## Exercise
Where the string "JSON" appears in a line of the data, show that line.
=== Data section ===
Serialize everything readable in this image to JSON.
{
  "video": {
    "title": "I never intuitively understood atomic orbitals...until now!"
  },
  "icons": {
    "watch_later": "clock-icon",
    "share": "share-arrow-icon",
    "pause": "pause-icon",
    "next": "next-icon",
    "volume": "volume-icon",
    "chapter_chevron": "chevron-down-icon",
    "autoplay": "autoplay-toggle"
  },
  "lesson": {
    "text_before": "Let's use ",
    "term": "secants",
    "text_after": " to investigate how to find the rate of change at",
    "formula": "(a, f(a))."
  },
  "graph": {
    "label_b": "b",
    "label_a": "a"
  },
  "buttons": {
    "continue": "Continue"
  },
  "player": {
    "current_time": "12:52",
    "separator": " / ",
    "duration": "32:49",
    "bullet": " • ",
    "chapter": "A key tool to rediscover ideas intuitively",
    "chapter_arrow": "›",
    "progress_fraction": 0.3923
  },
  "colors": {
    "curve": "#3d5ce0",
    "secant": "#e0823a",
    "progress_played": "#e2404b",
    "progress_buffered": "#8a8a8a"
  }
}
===
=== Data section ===
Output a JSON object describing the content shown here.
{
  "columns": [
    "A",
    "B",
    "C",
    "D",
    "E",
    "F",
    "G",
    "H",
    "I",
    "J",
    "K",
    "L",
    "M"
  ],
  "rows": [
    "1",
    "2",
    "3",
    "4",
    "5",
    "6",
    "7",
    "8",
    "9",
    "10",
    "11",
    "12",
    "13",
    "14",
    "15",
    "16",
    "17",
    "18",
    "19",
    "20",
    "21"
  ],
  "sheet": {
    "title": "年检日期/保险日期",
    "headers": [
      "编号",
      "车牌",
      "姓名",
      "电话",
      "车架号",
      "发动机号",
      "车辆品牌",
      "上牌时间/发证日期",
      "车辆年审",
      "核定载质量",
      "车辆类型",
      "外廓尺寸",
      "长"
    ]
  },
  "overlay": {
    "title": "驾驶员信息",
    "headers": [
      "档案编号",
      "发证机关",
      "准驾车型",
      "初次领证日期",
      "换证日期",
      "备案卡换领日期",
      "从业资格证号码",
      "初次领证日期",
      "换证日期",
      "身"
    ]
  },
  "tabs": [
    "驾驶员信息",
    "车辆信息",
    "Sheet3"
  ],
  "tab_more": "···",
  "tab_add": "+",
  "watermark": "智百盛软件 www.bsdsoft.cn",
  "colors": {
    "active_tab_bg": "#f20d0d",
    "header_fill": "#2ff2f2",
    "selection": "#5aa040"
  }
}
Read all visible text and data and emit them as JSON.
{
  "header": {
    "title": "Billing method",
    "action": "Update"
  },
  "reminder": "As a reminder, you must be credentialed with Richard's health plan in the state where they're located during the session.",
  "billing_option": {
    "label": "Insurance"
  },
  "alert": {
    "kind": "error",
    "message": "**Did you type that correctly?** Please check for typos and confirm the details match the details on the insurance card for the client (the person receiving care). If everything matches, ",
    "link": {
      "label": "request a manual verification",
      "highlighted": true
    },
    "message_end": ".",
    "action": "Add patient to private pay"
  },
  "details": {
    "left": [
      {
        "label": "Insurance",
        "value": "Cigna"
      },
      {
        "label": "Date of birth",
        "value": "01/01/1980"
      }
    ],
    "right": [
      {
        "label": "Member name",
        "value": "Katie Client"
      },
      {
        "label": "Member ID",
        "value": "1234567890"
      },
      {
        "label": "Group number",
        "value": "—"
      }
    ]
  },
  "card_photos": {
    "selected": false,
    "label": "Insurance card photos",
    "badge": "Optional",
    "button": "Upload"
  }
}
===
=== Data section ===
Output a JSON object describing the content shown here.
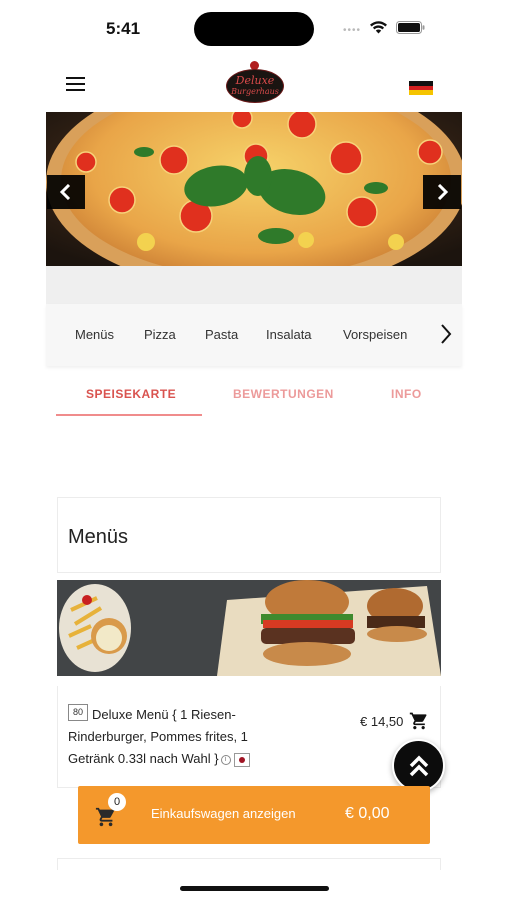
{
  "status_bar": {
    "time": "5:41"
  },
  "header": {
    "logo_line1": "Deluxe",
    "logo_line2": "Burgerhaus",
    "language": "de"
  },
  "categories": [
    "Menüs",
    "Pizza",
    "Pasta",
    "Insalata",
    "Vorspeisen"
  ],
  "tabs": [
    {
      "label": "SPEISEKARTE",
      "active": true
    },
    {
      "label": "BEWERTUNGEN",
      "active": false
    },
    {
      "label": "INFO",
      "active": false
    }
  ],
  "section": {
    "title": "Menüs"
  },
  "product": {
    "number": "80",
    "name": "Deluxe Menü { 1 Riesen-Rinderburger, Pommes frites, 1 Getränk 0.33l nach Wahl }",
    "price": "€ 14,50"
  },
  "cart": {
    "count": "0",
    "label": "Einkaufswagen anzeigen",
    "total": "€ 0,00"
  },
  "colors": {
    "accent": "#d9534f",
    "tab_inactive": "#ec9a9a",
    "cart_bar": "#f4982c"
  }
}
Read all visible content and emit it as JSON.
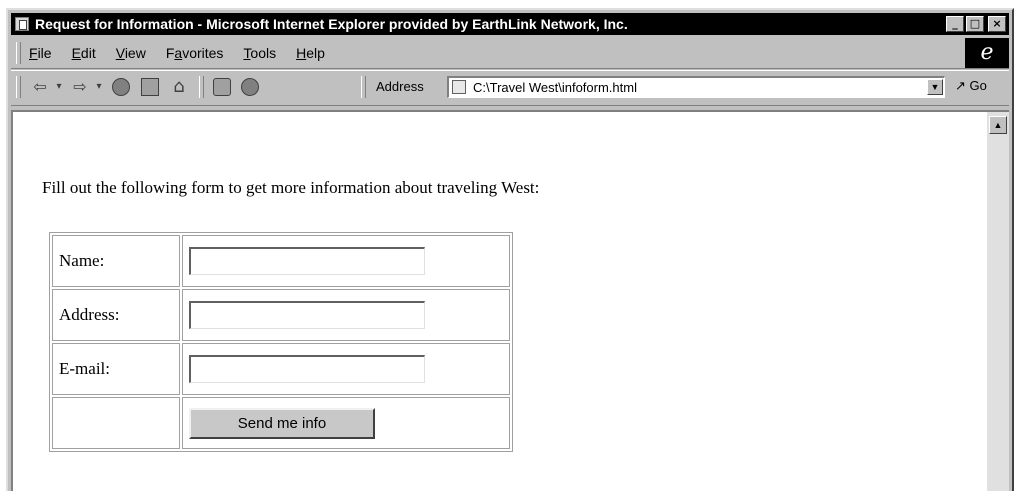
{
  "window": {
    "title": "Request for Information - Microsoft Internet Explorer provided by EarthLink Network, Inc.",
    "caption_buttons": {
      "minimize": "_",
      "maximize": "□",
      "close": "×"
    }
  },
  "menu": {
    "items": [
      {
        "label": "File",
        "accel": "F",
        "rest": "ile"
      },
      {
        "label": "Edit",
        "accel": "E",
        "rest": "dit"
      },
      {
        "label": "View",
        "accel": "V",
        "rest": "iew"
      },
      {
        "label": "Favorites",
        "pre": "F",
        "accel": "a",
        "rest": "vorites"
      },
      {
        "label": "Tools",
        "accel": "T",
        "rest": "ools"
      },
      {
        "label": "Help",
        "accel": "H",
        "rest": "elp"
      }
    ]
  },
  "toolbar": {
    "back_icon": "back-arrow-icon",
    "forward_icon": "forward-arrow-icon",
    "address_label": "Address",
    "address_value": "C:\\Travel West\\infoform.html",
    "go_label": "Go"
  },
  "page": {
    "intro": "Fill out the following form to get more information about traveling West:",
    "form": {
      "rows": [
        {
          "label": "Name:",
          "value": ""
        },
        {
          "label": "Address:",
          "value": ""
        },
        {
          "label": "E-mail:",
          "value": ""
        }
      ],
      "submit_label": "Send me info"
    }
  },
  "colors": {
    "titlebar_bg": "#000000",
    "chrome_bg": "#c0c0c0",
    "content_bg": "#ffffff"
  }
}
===
## Output of the exercise
Serialize everything readable in this image to JSON.
Output a JSON object describing the content shown here.
Read all visible text and data and emit them as JSON.
Output a JSON object describing the content shown here.
Read all visible content and emit it as JSON.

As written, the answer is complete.